|Sgt. Alex Rogers with Battle Flag, 83rd Pennsylvania Volunteers (Metropolitan Museum of Art)|
On one hand, the National Football League is a business, like any other. Olive Garden would not let your server plug syndicalist revolution along with the surf and turf. Ford wouldn't let a designer push though the Agrarian Reform F-150 Pick-Up.
So why should the NFL allow its highly paid employees to use the global stage it has put them on to register a private protest, even one concerning as important an issue as police brutality? The NFL is in a business relationship with the Department of Defense. It gets money for those patriotic displays, soldier re-unions and such, or at least did. Why bite mindless patriotism, the hand that feeds it?
Pro football isn't the government. Free speech ends at the stadium gate.
That wasn't my immediate thought on hearing Wednesday's news, however.
My immediate thought was "Fuck the NFL." Forcing players to stand for the national anthem. That or cower in the locker room. Or pay a hefty fine. After two seasons of certain players taking a knee to draw attention to police brutality, which was re-purposed by the Right, in their favorite Pretend My Foe Believes Something Stupid Gambit, into a protest against the flag.
Which we are all for. Or at least better be, now, or else.
Some kind of fine, to be determined, for those who go to one knee.
That's their solution. Stand or else.
Don't they realize? Coerced respect means nothing. Every tinpot dictatorship forces its enslaved populations to stand rigid during whatever wheezing ditty passes as their national anthem. Doesn't make them a great country.

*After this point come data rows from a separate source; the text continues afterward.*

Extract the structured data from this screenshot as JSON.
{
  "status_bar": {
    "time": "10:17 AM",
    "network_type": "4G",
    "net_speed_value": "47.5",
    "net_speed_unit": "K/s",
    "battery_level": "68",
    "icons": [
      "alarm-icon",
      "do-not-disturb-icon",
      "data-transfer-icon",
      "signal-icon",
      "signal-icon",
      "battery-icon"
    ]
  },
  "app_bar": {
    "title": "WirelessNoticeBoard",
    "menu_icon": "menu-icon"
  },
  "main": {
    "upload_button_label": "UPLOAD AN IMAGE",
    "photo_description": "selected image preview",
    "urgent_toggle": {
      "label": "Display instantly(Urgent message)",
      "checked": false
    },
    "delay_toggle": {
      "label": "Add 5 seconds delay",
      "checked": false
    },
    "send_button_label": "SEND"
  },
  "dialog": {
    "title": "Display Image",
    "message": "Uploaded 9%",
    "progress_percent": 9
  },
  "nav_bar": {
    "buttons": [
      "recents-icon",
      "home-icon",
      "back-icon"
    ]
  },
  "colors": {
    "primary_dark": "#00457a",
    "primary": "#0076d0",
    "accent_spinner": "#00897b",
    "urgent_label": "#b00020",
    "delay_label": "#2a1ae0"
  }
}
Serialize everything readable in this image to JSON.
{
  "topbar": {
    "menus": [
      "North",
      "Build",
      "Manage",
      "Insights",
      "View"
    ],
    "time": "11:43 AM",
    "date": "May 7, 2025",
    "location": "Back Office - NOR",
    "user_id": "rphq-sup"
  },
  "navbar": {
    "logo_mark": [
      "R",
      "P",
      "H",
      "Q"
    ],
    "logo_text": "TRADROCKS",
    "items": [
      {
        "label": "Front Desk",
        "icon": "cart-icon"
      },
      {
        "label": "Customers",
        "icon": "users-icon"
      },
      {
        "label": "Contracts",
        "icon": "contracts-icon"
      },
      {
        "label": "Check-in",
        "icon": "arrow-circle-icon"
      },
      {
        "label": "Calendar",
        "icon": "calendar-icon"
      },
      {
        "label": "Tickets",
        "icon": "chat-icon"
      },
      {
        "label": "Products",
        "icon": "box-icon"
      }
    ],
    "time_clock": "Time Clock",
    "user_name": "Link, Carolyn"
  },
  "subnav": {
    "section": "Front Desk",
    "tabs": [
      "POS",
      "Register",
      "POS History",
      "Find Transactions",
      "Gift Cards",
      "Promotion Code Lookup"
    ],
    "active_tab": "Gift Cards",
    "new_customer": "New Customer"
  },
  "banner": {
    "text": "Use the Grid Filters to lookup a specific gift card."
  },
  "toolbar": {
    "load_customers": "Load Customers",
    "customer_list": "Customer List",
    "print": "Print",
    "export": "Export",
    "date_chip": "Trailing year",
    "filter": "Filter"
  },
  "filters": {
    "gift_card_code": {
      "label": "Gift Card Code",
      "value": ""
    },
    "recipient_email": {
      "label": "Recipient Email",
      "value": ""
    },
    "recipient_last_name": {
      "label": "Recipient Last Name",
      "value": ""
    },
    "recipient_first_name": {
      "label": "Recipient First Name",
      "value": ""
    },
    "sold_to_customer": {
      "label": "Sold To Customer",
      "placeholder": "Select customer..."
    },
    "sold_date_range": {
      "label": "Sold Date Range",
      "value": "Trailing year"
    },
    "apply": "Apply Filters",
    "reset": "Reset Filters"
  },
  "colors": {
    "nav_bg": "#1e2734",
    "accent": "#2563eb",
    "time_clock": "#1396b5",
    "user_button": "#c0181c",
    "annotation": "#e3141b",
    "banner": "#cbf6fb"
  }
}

The United States, which actually is a great country, or was, before it was delivered into the hands of treasonous morons by some near-majority of voters either terrified of the future or fixated on some point in the past, or both, does not need to force tribute.
Now I'm not so sure. I still stand for the pledge. But if someone else wants to respond by raising a middle finger of one hand and grabbing their crotch with the other, well, I know where you're coming from, brother. Those thundering loudest for respect are always the ones who least deserve it.
No 2nd grader is forced to say the pledge of allegiance, because school administrators know that students are a diverse group. Some students are Jehovah’s Witnesses and don't believe in saluting anyone but God. Some students are familiar enough with the checkered history of this country to not feel obligated.
But schools are part of government, a key distinction. It's a free country, or was. And to honor that freedom, the National Football League—some private, cash-stuffed business—is not compelling its employees to earn their pay, in part, by expressing a respect that maybe they feel, maybe they don't.
How to tell?
The expressions on their faces might be a give away. Their postures. There are ways to register dissent short of falling to a knee. Will those be fined next? A sneer? A shake of the head? How much for a bored expression?
This policy, like most misguided censures, will only highlight what it means to efface.
I'm not going to join those predicting doom for pro-football. I don't watch the games, I'm not their target audience. But between the concussion scandal, the Right pushed away by the protest, and the Left pushed away by this snap of the overseer's whip on the backs of protesting players, you wonder.